> [Task to carry out] An exact reproduction of the data below is the required answer.

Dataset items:
+ + + + +

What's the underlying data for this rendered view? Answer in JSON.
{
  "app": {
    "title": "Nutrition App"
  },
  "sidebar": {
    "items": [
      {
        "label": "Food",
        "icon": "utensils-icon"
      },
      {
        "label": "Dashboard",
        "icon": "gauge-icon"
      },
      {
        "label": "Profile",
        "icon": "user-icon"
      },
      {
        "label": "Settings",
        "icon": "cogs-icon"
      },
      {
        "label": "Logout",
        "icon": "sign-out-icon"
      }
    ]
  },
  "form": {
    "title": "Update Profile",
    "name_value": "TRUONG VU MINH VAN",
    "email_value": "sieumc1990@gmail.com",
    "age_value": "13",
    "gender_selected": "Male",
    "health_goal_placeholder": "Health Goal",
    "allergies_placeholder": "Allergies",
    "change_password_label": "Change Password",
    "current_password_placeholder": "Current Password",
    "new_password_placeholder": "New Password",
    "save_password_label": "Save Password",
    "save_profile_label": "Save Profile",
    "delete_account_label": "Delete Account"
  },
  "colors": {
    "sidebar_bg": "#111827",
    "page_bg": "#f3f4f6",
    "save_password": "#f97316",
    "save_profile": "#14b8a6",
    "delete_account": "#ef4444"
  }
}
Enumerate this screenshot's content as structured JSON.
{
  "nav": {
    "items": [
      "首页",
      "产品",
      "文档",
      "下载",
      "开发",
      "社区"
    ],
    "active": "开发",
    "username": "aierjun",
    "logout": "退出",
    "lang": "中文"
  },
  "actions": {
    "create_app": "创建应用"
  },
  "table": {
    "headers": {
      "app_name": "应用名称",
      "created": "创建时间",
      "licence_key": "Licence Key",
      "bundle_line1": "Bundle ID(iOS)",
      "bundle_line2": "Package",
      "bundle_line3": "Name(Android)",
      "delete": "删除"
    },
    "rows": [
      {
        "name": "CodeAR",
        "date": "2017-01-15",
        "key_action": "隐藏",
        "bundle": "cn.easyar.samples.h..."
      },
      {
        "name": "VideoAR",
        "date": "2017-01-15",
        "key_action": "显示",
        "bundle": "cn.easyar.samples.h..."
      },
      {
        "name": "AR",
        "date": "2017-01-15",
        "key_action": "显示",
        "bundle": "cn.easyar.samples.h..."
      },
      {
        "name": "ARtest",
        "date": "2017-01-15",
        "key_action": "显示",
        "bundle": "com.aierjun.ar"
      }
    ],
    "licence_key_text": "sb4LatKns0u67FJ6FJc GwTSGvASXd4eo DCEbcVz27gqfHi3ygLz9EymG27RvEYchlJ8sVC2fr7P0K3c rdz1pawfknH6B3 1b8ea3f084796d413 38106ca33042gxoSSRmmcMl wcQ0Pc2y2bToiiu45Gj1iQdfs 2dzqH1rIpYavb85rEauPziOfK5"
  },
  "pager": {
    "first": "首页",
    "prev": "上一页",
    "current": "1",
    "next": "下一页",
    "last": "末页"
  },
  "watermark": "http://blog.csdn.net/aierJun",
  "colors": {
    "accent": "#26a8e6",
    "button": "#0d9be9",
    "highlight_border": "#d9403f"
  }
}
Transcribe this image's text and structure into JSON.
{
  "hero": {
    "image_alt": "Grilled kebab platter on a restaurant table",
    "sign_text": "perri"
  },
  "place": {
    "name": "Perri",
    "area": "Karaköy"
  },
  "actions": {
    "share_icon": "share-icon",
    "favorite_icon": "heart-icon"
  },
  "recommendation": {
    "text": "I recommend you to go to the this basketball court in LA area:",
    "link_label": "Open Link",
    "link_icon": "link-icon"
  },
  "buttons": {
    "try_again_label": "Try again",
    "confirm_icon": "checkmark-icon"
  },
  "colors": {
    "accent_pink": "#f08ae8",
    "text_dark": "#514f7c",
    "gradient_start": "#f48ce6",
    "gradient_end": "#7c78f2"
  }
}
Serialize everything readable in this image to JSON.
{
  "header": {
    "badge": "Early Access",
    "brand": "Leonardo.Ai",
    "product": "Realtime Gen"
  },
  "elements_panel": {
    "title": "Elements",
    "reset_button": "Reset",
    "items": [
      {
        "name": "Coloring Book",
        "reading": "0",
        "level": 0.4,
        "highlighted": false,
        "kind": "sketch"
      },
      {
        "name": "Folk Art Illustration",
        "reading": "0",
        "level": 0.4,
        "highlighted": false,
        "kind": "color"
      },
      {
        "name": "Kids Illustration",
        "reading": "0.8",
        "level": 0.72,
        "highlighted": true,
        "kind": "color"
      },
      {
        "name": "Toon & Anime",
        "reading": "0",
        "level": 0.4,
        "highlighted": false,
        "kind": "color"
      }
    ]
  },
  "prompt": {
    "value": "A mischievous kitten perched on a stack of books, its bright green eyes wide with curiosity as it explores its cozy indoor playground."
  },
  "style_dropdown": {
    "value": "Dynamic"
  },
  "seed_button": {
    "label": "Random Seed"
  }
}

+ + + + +

> [Solution to this task]
What's the underlying data for this rendered view? Answer in JSON.
{
  "app": {
    "title": "Nutrition App"
  },
  "sidebar": {
    "items": [
      {
        "label": "Food",
        "icon": "utensils-icon"
      },
      {
        "label": "Dashboard",
        "icon": "gauge-icon"
      },
      {
        "label": "Profile",
        "icon": "user-icon"
      },
      {
        "label": "Settings",
        "icon": "cogs-icon"
      },
      {
        "label": "Logout",
        "icon": "sign-out-icon"
      }
    ]
  },
  "form": {
    "title": "Update Profile",
    "name_value": "TRUONG VU MINH VAN",
    "email_value": "sieumc1990@gmail.com",
    "age_value": "13",
    "gender_selected": "Male",
    "health_goal_placeholder": "Health Goal",
    "allergies_placeholder": "Allergies",
    "change_password_label": "Change Password",
    "current_password_placeholder": "Current Password",
    "new_password_placeholder": "New Password",
    "save_password_label": "Save Password",
    "save_profile_label": "Save Profile",
    "delete_account_label": "Delete Account"
  },
  "colors": {
    "sidebar_bg": "#111827",
    "page_bg": "#f3f4f6",
    "save_password": "#f97316",
    "save_profile": "#14b8a6",
    "delete_account": "#ef4444"
  }
}
Enumerate this screenshot's content as structured JSON.
{
  "nav": {
    "items": [
      "首页",
      "产品",
      "文档",
      "下载",
      "开发",
      "社区"
    ],
    "active": "开发",
    "username": "aierjun",
    "logout": "退出",
    "lang": "中文"
  },
  "actions": {
    "create_app": "创建应用"
  },
  "table": {
    "headers": {
      "app_name": "应用名称",
      "created": "创建时间",
      "licence_key": "Licence Key",
      "bundle_line1": "Bundle ID(iOS)",
      "bundle_line2": "Package",
      "bundle_line3": "Name(Android)",
      "delete": "删除"
    },
    "rows": [
      {
        "name": "CodeAR",
        "date": "2017-01-15",
        "key_action": "隐藏",
        "bundle": "cn.easyar.samples.h..."
      },
      {
        "name": "VideoAR",
        "date": "2017-01-15",
        "key_action": "显示",
        "bundle": "cn.easyar.samples.h..."
      },
      {
        "name": "AR",
        "date": "2017-01-15",
        "key_action": "显示",
        "bundle": "cn.easyar.samples.h..."
      },
      {
        "name": "ARtest",
        "date": "2017-01-15",
        "key_action": "显示",
        "bundle": "com.aierjun.ar"
      }
    ],
    "licence_key_text": "sb4LatKns0u67FJ6FJc GwTSGvASXd4eo DCEbcVz27gqfHi3ygLz9EymG27RvEYchlJ8sVC2fr7P0K3c rdz1pawfknH6B3 1b8ea3f084796d413 38106ca33042gxoSSRmmcMl wcQ0Pc2y2bToiiu45Gj1iQdfs 2dzqH1rIpYavb85rEauPziOfK5"
  },
  "pager": {
    "first": "首页",
    "prev": "上一页",
    "current": "1",
    "next": "下一页",
    "last": "末页"
  },
  "watermark": "http://blog.csdn.net/aierJun",
  "colors": {
    "accent": "#26a8e6",
    "button": "#0d9be9",
    "highlight_border": "#d9403f"
  }
}
Transcribe this image's text and structure into JSON.
{
  "hero": {
    "image_alt": "Grilled kebab platter on a restaurant table",
    "sign_text": "perri"
  },
  "place": {
    "name": "Perri",
    "area": "Karaköy"
  },
  "actions": {
    "share_icon": "share-icon",
    "favorite_icon": "heart-icon"
  },
  "recommendation": {
    "text": "I recommend you to go to the this basketball court in LA area:",
    "link_label": "Open Link",
    "link_icon": "link-icon"
  },
  "buttons": {
    "try_again_label": "Try again",
    "confirm_icon": "checkmark-icon"
  },
  "colors": {
    "accent_pink": "#f08ae8",
    "text_dark": "#514f7c",
    "gradient_start": "#f48ce6",
    "gradient_end": "#7c78f2"
  }
}
Serialize everything readable in this image to JSON.
{
  "header": {
    "badge": "Early Access",
    "brand": "Leonardo.Ai",
    "product": "Realtime Gen"
  },
  "elements_panel": {
    "title": "Elements",
    "reset_button": "Reset",
    "items": [
      {
        "name": "Coloring Book",
        "reading": "0",
        "level": 0.4,
        "highlighted": false,
        "kind": "sketch"
      },
      {
        "name": "Folk Art Illustration",
        "reading": "0",
        "level": 0.4,
        "highlighted": false,
        "kind": "color"
      },
      {
        "name": "Kids Illustration",
        "reading": "0.8",
        "level": 0.72,
        "highlighted": true,
        "kind": "color"
      },
      {
        "name": "Toon & Anime",
        "reading": "0",
        "level": 0.4,
        "highlighted": false,
        "kind": "color"
      }
    ]
  },
  "prompt": {
    "value": "A mischievous kitten perched on a stack of books, its bright green eyes wide with curiosity as it explores its cozy indoor playground."
  },
  "style_dropdown": {
    "value": "Dynamic"
  },
  "seed_button": {
    "label": "Random Seed"
  }
}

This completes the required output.